Chronic Pain

Pain Types & Symptoms

Pain can be both physical and mental. Depending on the root cause of the pain, symptoms can feel sharp, stabbing, throbbing, burning, stinging, tingling, nagging, dull, aching, freezing, or numbing. It is important to identify the type of pain symptoms that you are experiencing as this is critical to aid in the diagnosis of specific conditions.

Acute & Chronic Pain

Acute pain is severe or sudden and often resolves itself within a few days or weeks. Acute pain is frequently caused by illness, injury, or surgery. Chronic pain is persistent pain that lasts for 6 months or longer and can take a physical and emotional toll on a patient over time. The underlying cause(s) of chronic pain can be difficult to pinpoint, therefore, it is incredibly important to keep accurate documentation on symptoms, treatments, activity level, and mood.

Nociceptive & Neuropathic Pain

Nociceptive pain is caused by damaged skin, muscle tissue (somatic), or internal organs (visceral). Nociceptive pain is often described as sharp, aching, or throbbing. Neuropathic pain is caused by damaged peripheral or spinal nerves from an accident, infection, surgery, or disease. Neuropathic pain occurs when there is actual nerve damage. The pain is often described as sharp, radiating, shooting or burning and can range from being mildly uncomfortable to completely disabling.

Pain Sensitivity

Pain sensitivity can be influenced by a number of characteristics like genetics, gender, long-term health problems, past experiences, psychological or social factors.
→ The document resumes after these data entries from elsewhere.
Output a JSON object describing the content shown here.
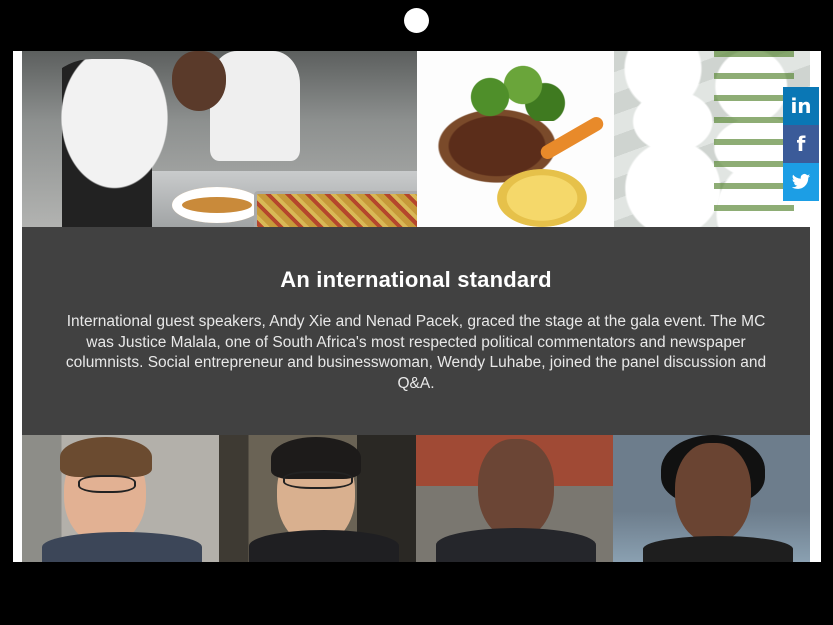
{
  "header": {
    "icon": "camera-dot-icon"
  },
  "gallery_top": {
    "images": [
      {
        "name": "chefs-plating-photo"
      },
      {
        "name": "steak-dish-photo"
      },
      {
        "name": "plated-rows-photo"
      }
    ]
  },
  "info": {
    "title": "An international standard",
    "text": "International guest speakers, Andy Xie and Nenad Pacek, graced the stage at the gala event. The MC was Justice Malala, one of South Africa's most respected political commentators and newspaper columnists. Social entrepreneur and businesswoman, Wendy Luhabe, joined the panel discussion and Q&A."
  },
  "gallery_bottom": {
    "portraits": [
      {
        "name": "speaker-portrait-1"
      },
      {
        "name": "speaker-portrait-2"
      },
      {
        "name": "speaker-portrait-3"
      },
      {
        "name": "speaker-portrait-4"
      }
    ]
  },
  "social": {
    "linkedin": {
      "label": "in",
      "color": "#0a77b5"
    },
    "facebook": {
      "label": "f",
      "color": "#3b5b99"
    },
    "twitter": {
      "icon": "twitter-icon",
      "color": "#1c9ee5"
    }
  },
  "colors": {
    "panel_background": "#414141",
    "page_background": "#000000"
  }
}
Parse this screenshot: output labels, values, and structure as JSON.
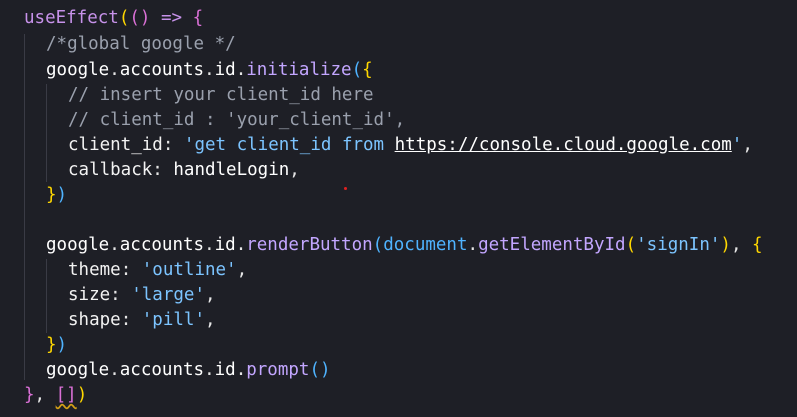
{
  "code": {
    "line1": {
      "fn": "useEffect",
      "open": "((",
      "close_args": ")",
      "arrow": " => ",
      "brace": "{"
    },
    "line2": {
      "comment": "/*global google */"
    },
    "line3": {
      "obj": "google",
      "d1": ".",
      "accounts": "accounts",
      "d2": ".",
      "id": "id",
      "d3": ".",
      "method": "initialize",
      "paren": "(",
      "brace": "{"
    },
    "line4": {
      "comment": "// insert your client_id here"
    },
    "line5": {
      "comment": "// client_id : 'your_client_id',"
    },
    "line6": {
      "key": "client_id",
      "colon": ": ",
      "str_open": "'get client_id from ",
      "url": "https://console.cloud.google.com",
      "str_close": "'",
      "comma": ","
    },
    "line7": {
      "key": "callback",
      "colon": ": ",
      "value": "handleLogin",
      "comma": ","
    },
    "line8": {
      "brace": "}",
      "paren": ")"
    },
    "line10": {
      "obj": "google",
      "d1": ".",
      "accounts": "accounts",
      "d2": ".",
      "id": "id",
      "d3": ".",
      "method": "renderButton",
      "paren": "(",
      "doc": "document",
      "d4": ".",
      "getter": "getElementById",
      "paren2": "(",
      "arg": "'signIn'",
      "paren2_close": ")",
      "comma": ", ",
      "brace": "{"
    },
    "line11": {
      "key": "theme",
      "colon": ": ",
      "value": "'outline'",
      "comma": ","
    },
    "line12": {
      "key": "size",
      "colon": ": ",
      "value": "'large'",
      "comma": ","
    },
    "line13": {
      "key": "shape",
      "colon": ": ",
      "value": "'pill'",
      "comma": ","
    },
    "line14": {
      "brace": "}",
      "paren": ")"
    },
    "line15": {
      "obj": "google",
      "d1": ".",
      "accounts": "accounts",
      "d2": ".",
      "id": "id",
      "d3": ".",
      "method": "prompt",
      "parens": "()"
    },
    "line16": {
      "brace": "}",
      "comma": ", ",
      "deps": "[]",
      "paren": ")"
    }
  }
}
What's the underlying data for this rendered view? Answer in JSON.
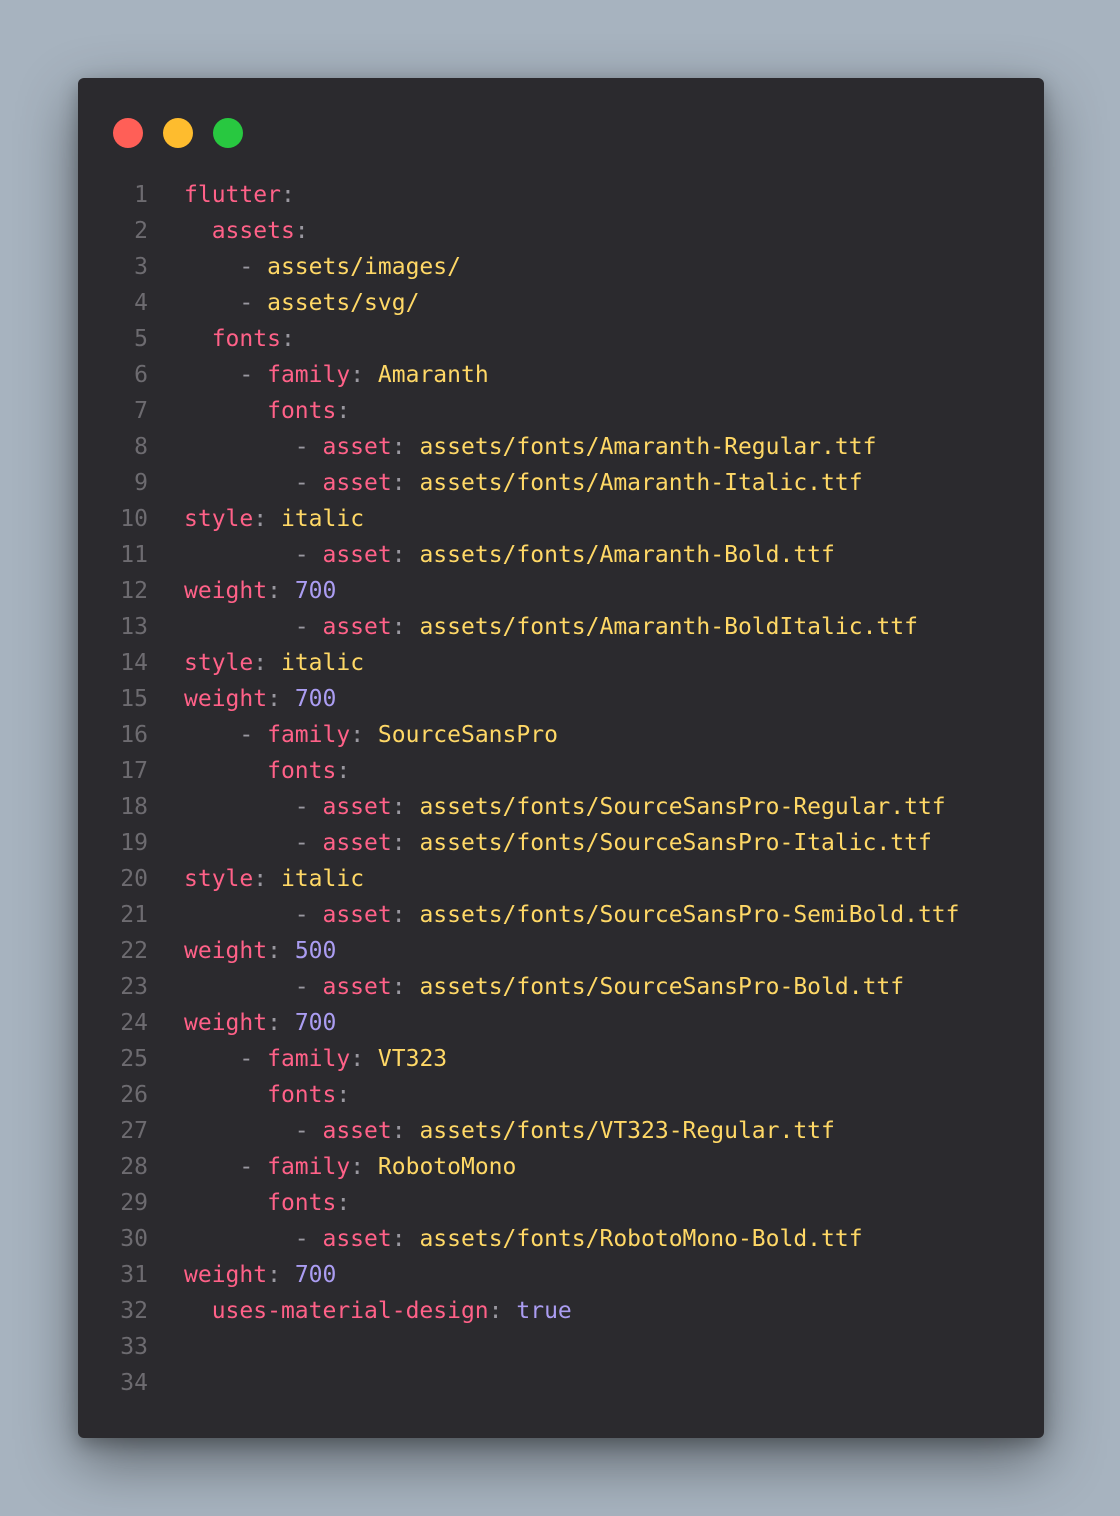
{
  "window": {
    "controls": [
      "close",
      "minimize",
      "maximize"
    ],
    "colors": {
      "close": "#ff5f57",
      "minimize": "#febc2e",
      "maximize": "#28c840",
      "background": "#2b2a2e"
    }
  },
  "syntax_colors": {
    "key": "#ff6188",
    "punctuation": "#9a98a0",
    "string": "#ffd866",
    "number": "#ab9df2",
    "line_number": "#6d6b70"
  },
  "lines": [
    {
      "num": "1",
      "indent": "",
      "dash": "",
      "key": "flutter",
      "colon": ":",
      "value": "",
      "value_type": "string"
    },
    {
      "num": "2",
      "indent": "  ",
      "dash": "",
      "key": "assets",
      "colon": ":",
      "value": "",
      "value_type": "string"
    },
    {
      "num": "3",
      "indent": "    ",
      "dash": "- ",
      "key": "",
      "colon": "",
      "value": "assets/images/",
      "value_type": "string"
    },
    {
      "num": "4",
      "indent": "    ",
      "dash": "- ",
      "key": "",
      "colon": "",
      "value": "assets/svg/",
      "value_type": "string"
    },
    {
      "num": "5",
      "indent": "  ",
      "dash": "",
      "key": "fonts",
      "colon": ":",
      "value": "",
      "value_type": "string"
    },
    {
      "num": "6",
      "indent": "    ",
      "dash": "- ",
      "key": "family",
      "colon": ":",
      "value": "Amaranth",
      "value_type": "string"
    },
    {
      "num": "7",
      "indent": "      ",
      "dash": "",
      "key": "fonts",
      "colon": ":",
      "value": "",
      "value_type": "string"
    },
    {
      "num": "8",
      "indent": "        ",
      "dash": "- ",
      "key": "asset",
      "colon": ":",
      "value": "assets/fonts/Amaranth-Regular.ttf",
      "value_type": "string"
    },
    {
      "num": "9",
      "indent": "        ",
      "dash": "- ",
      "key": "asset",
      "colon": ":",
      "value": "assets/fonts/Amaranth-Italic.ttf",
      "value_type": "string"
    },
    {
      "num": "10",
      "indent": "",
      "dash": "",
      "key": "style",
      "colon": ":",
      "value": "italic",
      "value_type": "string"
    },
    {
      "num": "11",
      "indent": "        ",
      "dash": "- ",
      "key": "asset",
      "colon": ":",
      "value": "assets/fonts/Amaranth-Bold.ttf",
      "value_type": "string"
    },
    {
      "num": "12",
      "indent": "",
      "dash": "",
      "key": "weight",
      "colon": ":",
      "value": "700",
      "value_type": "number"
    },
    {
      "num": "13",
      "indent": "        ",
      "dash": "- ",
      "key": "asset",
      "colon": ":",
      "value": "assets/fonts/Amaranth-BoldItalic.ttf",
      "value_type": "string"
    },
    {
      "num": "14",
      "indent": "",
      "dash": "",
      "key": "style",
      "colon": ":",
      "value": "italic",
      "value_type": "string"
    },
    {
      "num": "15",
      "indent": "",
      "dash": "",
      "key": "weight",
      "colon": ":",
      "value": "700",
      "value_type": "number"
    },
    {
      "num": "16",
      "indent": "    ",
      "dash": "- ",
      "key": "family",
      "colon": ":",
      "value": "SourceSansPro",
      "value_type": "string"
    },
    {
      "num": "17",
      "indent": "      ",
      "dash": "",
      "key": "fonts",
      "colon": ":",
      "value": "",
      "value_type": "string"
    },
    {
      "num": "18",
      "indent": "        ",
      "dash": "- ",
      "key": "asset",
      "colon": ":",
      "value": "assets/fonts/SourceSansPro-Regular.ttf",
      "value_type": "string"
    },
    {
      "num": "19",
      "indent": "        ",
      "dash": "- ",
      "key": "asset",
      "colon": ":",
      "value": "assets/fonts/SourceSansPro-Italic.ttf",
      "value_type": "string"
    },
    {
      "num": "20",
      "indent": "",
      "dash": "",
      "key": "style",
      "colon": ":",
      "value": "italic",
      "value_type": "string"
    },
    {
      "num": "21",
      "indent": "        ",
      "dash": "- ",
      "key": "asset",
      "colon": ":",
      "value": "assets/fonts/SourceSansPro-SemiBold.ttf",
      "value_type": "string"
    },
    {
      "num": "22",
      "indent": "",
      "dash": "",
      "key": "weight",
      "colon": ":",
      "value": "500",
      "value_type": "number"
    },
    {
      "num": "23",
      "indent": "        ",
      "dash": "- ",
      "key": "asset",
      "colon": ":",
      "value": "assets/fonts/SourceSansPro-Bold.ttf",
      "value_type": "string"
    },
    {
      "num": "24",
      "indent": "",
      "dash": "",
      "key": "weight",
      "colon": ":",
      "value": "700",
      "value_type": "number"
    },
    {
      "num": "25",
      "indent": "    ",
      "dash": "- ",
      "key": "family",
      "colon": ":",
      "value": "VT323",
      "value_type": "string"
    },
    {
      "num": "26",
      "indent": "      ",
      "dash": "",
      "key": "fonts",
      "colon": ":",
      "value": "",
      "value_type": "string"
    },
    {
      "num": "27",
      "indent": "        ",
      "dash": "- ",
      "key": "asset",
      "colon": ":",
      "value": "assets/fonts/VT323-Regular.ttf",
      "value_type": "string"
    },
    {
      "num": "28",
      "indent": "    ",
      "dash": "- ",
      "key": "family",
      "colon": ":",
      "value": "RobotoMono",
      "value_type": "string"
    },
    {
      "num": "29",
      "indent": "      ",
      "dash": "",
      "key": "fonts",
      "colon": ":",
      "value": "",
      "value_type": "string"
    },
    {
      "num": "30",
      "indent": "        ",
      "dash": "- ",
      "key": "asset",
      "colon": ":",
      "value": "assets/fonts/RobotoMono-Bold.ttf",
      "value_type": "string"
    },
    {
      "num": "31",
      "indent": "",
      "dash": "",
      "key": "weight",
      "colon": ":",
      "value": "700",
      "value_type": "number"
    },
    {
      "num": "32",
      "indent": "  ",
      "dash": "",
      "key": "uses-material-design",
      "colon": ":",
      "value": "true",
      "value_type": "number"
    },
    {
      "num": "33",
      "indent": "",
      "dash": "",
      "key": "",
      "colon": "",
      "value": "",
      "value_type": "string"
    },
    {
      "num": "34",
      "indent": "",
      "dash": "",
      "key": "",
      "colon": "",
      "value": "",
      "value_type": "string"
    }
  ]
}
Chronic pain sensitivity involves changes in the central nervous system – the brain and the spinal cord.

Source: Mayo Clinic